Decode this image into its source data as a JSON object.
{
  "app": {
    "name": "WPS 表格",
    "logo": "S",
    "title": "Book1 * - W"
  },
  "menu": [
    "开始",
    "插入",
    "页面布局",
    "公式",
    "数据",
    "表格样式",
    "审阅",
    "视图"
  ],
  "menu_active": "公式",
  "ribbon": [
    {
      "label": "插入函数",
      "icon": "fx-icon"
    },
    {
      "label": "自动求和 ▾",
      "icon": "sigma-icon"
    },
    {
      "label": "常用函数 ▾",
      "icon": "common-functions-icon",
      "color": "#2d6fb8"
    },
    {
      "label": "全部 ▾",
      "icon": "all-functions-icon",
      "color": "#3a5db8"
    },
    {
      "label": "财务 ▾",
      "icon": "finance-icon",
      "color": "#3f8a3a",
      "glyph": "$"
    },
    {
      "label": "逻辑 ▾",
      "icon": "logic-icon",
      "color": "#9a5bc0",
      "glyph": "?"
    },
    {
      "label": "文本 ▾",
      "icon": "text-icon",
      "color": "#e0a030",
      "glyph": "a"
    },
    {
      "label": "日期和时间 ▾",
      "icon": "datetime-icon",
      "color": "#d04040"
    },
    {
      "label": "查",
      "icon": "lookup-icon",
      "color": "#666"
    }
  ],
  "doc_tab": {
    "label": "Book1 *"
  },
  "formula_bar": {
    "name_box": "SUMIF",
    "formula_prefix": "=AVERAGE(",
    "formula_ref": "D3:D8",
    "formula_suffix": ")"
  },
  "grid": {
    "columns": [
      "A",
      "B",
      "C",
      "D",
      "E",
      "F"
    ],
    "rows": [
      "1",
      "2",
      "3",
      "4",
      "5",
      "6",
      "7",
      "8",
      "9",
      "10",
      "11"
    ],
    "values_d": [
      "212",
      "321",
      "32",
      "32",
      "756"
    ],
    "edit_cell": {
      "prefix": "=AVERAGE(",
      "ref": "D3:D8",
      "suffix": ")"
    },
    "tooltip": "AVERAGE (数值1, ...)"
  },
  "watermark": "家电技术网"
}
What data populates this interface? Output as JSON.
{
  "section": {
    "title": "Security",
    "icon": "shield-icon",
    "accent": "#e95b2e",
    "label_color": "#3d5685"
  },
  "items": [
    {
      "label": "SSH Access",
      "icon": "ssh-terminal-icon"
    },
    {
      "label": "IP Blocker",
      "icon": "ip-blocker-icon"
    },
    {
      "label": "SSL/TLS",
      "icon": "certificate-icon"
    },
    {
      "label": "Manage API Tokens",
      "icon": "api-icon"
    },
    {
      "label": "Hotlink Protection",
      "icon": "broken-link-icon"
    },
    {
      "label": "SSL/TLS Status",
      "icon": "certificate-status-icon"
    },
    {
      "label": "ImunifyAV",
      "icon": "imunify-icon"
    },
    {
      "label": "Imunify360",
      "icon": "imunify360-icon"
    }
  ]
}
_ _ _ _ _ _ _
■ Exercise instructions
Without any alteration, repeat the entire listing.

■ Answer for the task
Decode this image into its source data as a JSON object.
{
  "app": {
    "name": "WPS 表格",
    "logo": "S",
    "title": "Book1 * - W"
  },
  "menu": [
    "开始",
    "插入",
    "页面布局",
    "公式",
    "数据",
    "表格样式",
    "审阅",
    "视图"
  ],
  "menu_active": "公式",
  "ribbon": [
    {
      "label": "插入函数",
      "icon": "fx-icon"
    },
    {
      "label": "自动求和 ▾",
      "icon": "sigma-icon"
    },
    {
      "label": "常用函数 ▾",
      "icon": "common-functions-icon",
      "color": "#2d6fb8"
    },
    {
      "label": "全部 ▾",
      "icon": "all-functions-icon",
      "color": "#3a5db8"
    },
    {
      "label": "财务 ▾",
      "icon": "finance-icon",
      "color": "#3f8a3a",
      "glyph": "$"
    },
    {
      "label": "逻辑 ▾",
      "icon": "logic-icon",
      "color": "#9a5bc0",
      "glyph": "?"
    },
    {
      "label": "文本 ▾",
      "icon": "text-icon",
      "color": "#e0a030",
      "glyph": "a"
    },
    {
      "label": "日期和时间 ▾",
      "icon": "datetime-icon",
      "color": "#d04040"
    },
    {
      "label": "查",
      "icon": "lookup-icon",
      "color": "#666"
    }
  ],
  "doc_tab": {
    "label": "Book1 *"
  },
  "formula_bar": {
    "name_box": "SUMIF",
    "formula_prefix": "=AVERAGE(",
    "formula_ref": "D3:D8",
    "formula_suffix": ")"
  },
  "grid": {
    "columns": [
      "A",
      "B",
      "C",
      "D",
      "E",
      "F"
    ],
    "rows": [
      "1",
      "2",
      "3",
      "4",
      "5",
      "6",
      "7",
      "8",
      "9",
      "10",
      "11"
    ],
    "values_d": [
      "212",
      "321",
      "32",
      "32",
      "756"
    ],
    "edit_cell": {
      "prefix": "=AVERAGE(",
      "ref": "D3:D8",
      "suffix": ")"
    },
    "tooltip": "AVERAGE (数值1, ...)"
  },
  "watermark": "家电技术网"
}
What data populates this interface? Output as JSON.
{
  "section": {
    "title": "Security",
    "icon": "shield-icon",
    "accent": "#e95b2e",
    "label_color": "#3d5685"
  },
  "items": [
    {
      "label": "SSH Access",
      "icon": "ssh-terminal-icon"
    },
    {
      "label": "IP Blocker",
      "icon": "ip-blocker-icon"
    },
    {
      "label": "SSL/TLS",
      "icon": "certificate-icon"
    },
    {
      "label": "Manage API Tokens",
      "icon": "api-icon"
    },
    {
      "label": "Hotlink Protection",
      "icon": "broken-link-icon"
    },
    {
      "label": "SSL/TLS Status",
      "icon": "certificate-status-icon"
    },
    {
      "label": "ImunifyAV",
      "icon": "imunify-icon"
    },
    {
      "label": "Imunify360",
      "icon": "imunify360-icon"
    }
  ]
}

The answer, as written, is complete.